(Entries from a dataset of interfaces)
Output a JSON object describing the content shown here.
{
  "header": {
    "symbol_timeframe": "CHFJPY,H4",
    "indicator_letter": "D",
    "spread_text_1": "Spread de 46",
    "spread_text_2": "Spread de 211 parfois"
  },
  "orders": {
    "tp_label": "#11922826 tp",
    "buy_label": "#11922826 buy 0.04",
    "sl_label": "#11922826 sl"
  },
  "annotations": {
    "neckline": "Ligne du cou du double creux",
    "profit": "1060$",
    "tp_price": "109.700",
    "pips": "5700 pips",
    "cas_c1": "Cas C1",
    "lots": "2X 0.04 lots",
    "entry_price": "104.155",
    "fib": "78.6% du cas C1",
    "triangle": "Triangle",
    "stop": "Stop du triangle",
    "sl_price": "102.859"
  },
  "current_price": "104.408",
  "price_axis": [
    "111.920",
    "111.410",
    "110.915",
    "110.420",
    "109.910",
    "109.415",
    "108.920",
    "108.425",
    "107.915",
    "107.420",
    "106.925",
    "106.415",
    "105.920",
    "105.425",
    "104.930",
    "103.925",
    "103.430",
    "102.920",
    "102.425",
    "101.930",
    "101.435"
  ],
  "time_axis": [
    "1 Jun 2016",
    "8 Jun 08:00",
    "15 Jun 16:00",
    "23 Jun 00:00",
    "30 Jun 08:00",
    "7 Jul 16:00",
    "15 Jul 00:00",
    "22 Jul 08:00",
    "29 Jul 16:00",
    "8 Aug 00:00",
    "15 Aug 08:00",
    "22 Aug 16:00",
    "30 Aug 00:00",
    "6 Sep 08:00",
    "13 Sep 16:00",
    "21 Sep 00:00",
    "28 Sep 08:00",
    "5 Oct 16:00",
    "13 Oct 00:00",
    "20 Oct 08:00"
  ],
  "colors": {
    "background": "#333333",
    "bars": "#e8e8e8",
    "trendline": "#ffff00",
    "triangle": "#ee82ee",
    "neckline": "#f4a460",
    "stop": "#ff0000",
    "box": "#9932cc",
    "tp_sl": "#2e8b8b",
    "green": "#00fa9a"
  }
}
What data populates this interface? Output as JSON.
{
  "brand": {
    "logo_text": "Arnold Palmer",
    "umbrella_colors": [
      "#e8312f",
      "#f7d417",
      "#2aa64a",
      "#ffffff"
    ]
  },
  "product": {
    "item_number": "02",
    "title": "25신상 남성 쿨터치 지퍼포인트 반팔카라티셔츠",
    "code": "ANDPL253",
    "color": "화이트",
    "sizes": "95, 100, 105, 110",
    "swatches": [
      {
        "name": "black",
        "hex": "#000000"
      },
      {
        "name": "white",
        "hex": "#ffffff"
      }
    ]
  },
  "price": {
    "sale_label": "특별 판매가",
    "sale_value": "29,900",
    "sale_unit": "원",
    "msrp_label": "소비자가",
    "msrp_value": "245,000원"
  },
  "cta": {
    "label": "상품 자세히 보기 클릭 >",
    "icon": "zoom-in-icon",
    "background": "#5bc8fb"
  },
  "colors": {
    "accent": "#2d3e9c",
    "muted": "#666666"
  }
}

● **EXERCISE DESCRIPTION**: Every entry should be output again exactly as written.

● **ANSWER TO THE EXERCISE**:
Output a JSON object describing the content shown here.
{
  "header": {
    "symbol_timeframe": "CHFJPY,H4",
    "indicator_letter": "D",
    "spread_text_1": "Spread de 46",
    "spread_text_2": "Spread de 211 parfois"
  },
  "orders": {
    "tp_label": "#11922826 tp",
    "buy_label": "#11922826 buy 0.04",
    "sl_label": "#11922826 sl"
  },
  "annotations": {
    "neckline": "Ligne du cou du double creux",
    "profit": "1060$",
    "tp_price": "109.700",
    "pips": "5700 pips",
    "cas_c1": "Cas C1",
    "lots": "2X 0.04 lots",
    "entry_price": "104.155",
    "fib": "78.6% du cas C1",
    "triangle": "Triangle",
    "stop": "Stop du triangle",
    "sl_price": "102.859"
  },
  "current_price": "104.408",
  "price_axis": [
    "111.920",
    "111.410",
    "110.915",
    "110.420",
    "109.910",
    "109.415",
    "108.920",
    "108.425",
    "107.915",
    "107.420",
    "106.925",
    "106.415",
    "105.920",
    "105.425",
    "104.930",
    "103.925",
    "103.430",
    "102.920",
    "102.425",
    "101.930",
    "101.435"
  ],
  "time_axis": [
    "1 Jun 2016",
    "8 Jun 08:00",
    "15 Jun 16:00",
    "23 Jun 00:00",
    "30 Jun 08:00",
    "7 Jul 16:00",
    "15 Jul 00:00",
    "22 Jul 08:00",
    "29 Jul 16:00",
    "8 Aug 00:00",
    "15 Aug 08:00",
    "22 Aug 16:00",
    "30 Aug 00:00",
    "6 Sep 08:00",
    "13 Sep 16:00",
    "21 Sep 00:00",
    "28 Sep 08:00",
    "5 Oct 16:00",
    "13 Oct 00:00",
    "20 Oct 08:00"
  ],
  "colors": {
    "background": "#333333",
    "bars": "#e8e8e8",
    "trendline": "#ffff00",
    "triangle": "#ee82ee",
    "neckline": "#f4a460",
    "stop": "#ff0000",
    "box": "#9932cc",
    "tp_sl": "#2e8b8b",
    "green": "#00fa9a"
  }
}
What data populates this interface? Output as JSON.
{
  "brand": {
    "logo_text": "Arnold Palmer",
    "umbrella_colors": [
      "#e8312f",
      "#f7d417",
      "#2aa64a",
      "#ffffff"
    ]
  },
  "product": {
    "item_number": "02",
    "title": "25신상 남성 쿨터치 지퍼포인트 반팔카라티셔츠",
    "code": "ANDPL253",
    "color": "화이트",
    "sizes": "95, 100, 105, 110",
    "swatches": [
      {
        "name": "black",
        "hex": "#000000"
      },
      {
        "name": "white",
        "hex": "#ffffff"
      }
    ]
  },
  "price": {
    "sale_label": "특별 판매가",
    "sale_value": "29,900",
    "sale_unit": "원",
    "msrp_label": "소비자가",
    "msrp_value": "245,000원"
  },
  "cta": {
    "label": "상품 자세히 보기 클릭 >",
    "icon": "zoom-in-icon",
    "background": "#5bc8fb"
  },
  "colors": {
    "accent": "#2d3e9c",
    "muted": "#666666"
  }
}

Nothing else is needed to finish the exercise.